A species range is the geographic area over which all the individuals of that species live. Note that within that area there may be regions where the species does not, or cannot, live because there might not be suitable habitat for the species. For example, within the species range of deer, they cannot live where there are high, steep mountains. For species that do not migrate, their ranges provide all the resources they need to live, such as food, water, shelter, and places lay eggs or rear their young.
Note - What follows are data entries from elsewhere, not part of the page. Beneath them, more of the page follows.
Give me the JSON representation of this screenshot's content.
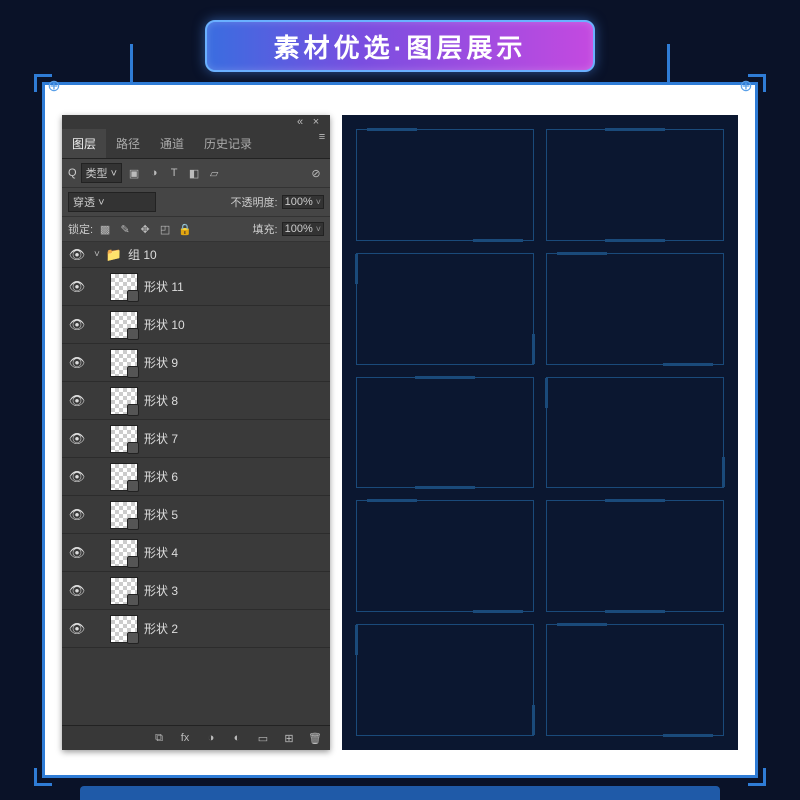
{
  "title": "素材优选·图层展示",
  "panel": {
    "tabs": [
      "图层",
      "路径",
      "通道",
      "历史记录"
    ],
    "active_tab": 0,
    "filter_label": "类型",
    "blend_mode": "穿透",
    "opacity_label": "不透明度:",
    "opacity_value": "100%",
    "lock_label": "锁定:",
    "fill_label": "填充:",
    "fill_value": "100%",
    "group_name": "组 10",
    "layers": [
      {
        "name": "形状 11"
      },
      {
        "name": "形状 10"
      },
      {
        "name": "形状 9"
      },
      {
        "name": "形状 8"
      },
      {
        "name": "形状 7"
      },
      {
        "name": "形状 6"
      },
      {
        "name": "形状 5"
      },
      {
        "name": "形状 4"
      },
      {
        "name": "形状 3"
      },
      {
        "name": "形状 2"
      }
    ],
    "footer_fx": "fx"
  },
  "search_prefix": "Q"
}
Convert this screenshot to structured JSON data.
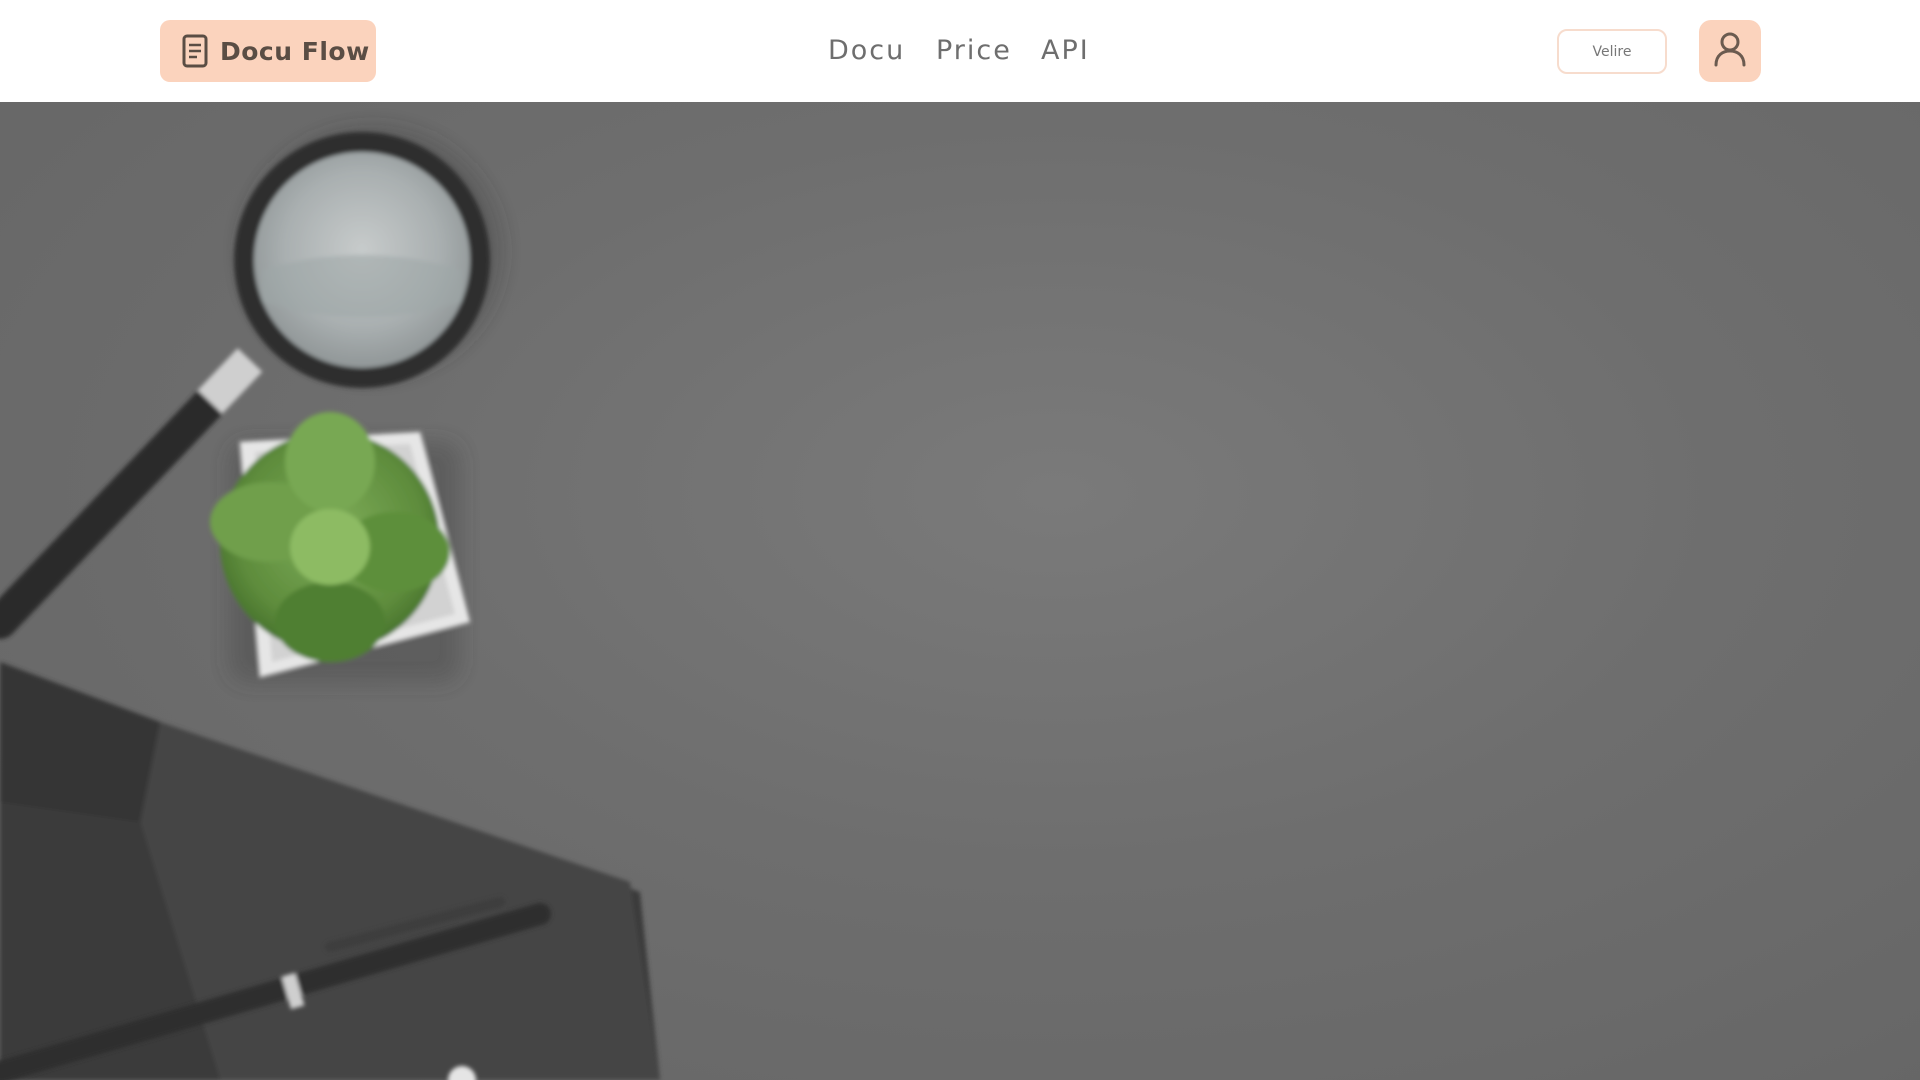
{
  "header": {
    "brand": {
      "name": "Docu Flow",
      "icon": "document-icon"
    },
    "nav": [
      {
        "label": "Docu"
      },
      {
        "label": "Price"
      },
      {
        "label": "API"
      }
    ],
    "pill_button": {
      "label": "Velire"
    },
    "avatar": {
      "icon": "user-icon"
    }
  },
  "hero": {
    "image": "desk-flatlay-image",
    "objects": [
      "magnifying-glass",
      "succulent-plant",
      "leather-notebook",
      "pen"
    ]
  },
  "colors": {
    "accent": "#fbd3bd",
    "accent_border": "#f7dccd",
    "hero_background": "#6e6e6e",
    "nav_text": "#6e6e6e",
    "header_background": "#ffffff"
  }
}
For species that migrate, for example, many bird and whale species, some parts of their range might be used for feeding for part of the year, while other parts of their ranges might be used to give birth.
Species ranges are affected by many Earth system processes and phenomena, including:
- Evolutionary processes, which determine species’ traits and thus the conditions under which they can survive and reproduce.
- Species interactions, especially for species that depend on other organisms for food or shelter, or compete for food, space, or nesting sites.
- Climatic conditions, such as the amount of sunlight absorbed at different latitudes, temperature, and precipitation
- The movement of tectonic plates, which over millions of years alters the distribution of continents and ocean affecting how organisms can move among land masses and ocean basins.
- Numerous other abiotic environmental factors that determine where organisms can survive including soil quality, nutrient levels, water acidity, and oxygen levels.
Humans have altered species ranges through a variety of activities, including:
- Fishing and hunting, which can deplete species populations and cause local extinctions, which decrease species’ ranges.
- Habitat destruction, due to deforestation, agricultural activities, urbanization, the removal of water for human consumption, and/or the release of pollutants and waste into ecosystems.
- Introducing invasive species that can cause species ranges to decrease, and even cause the extinction of native species.
Can you think of additional cause and effect relationships between species ranges and other parts of the Earth system?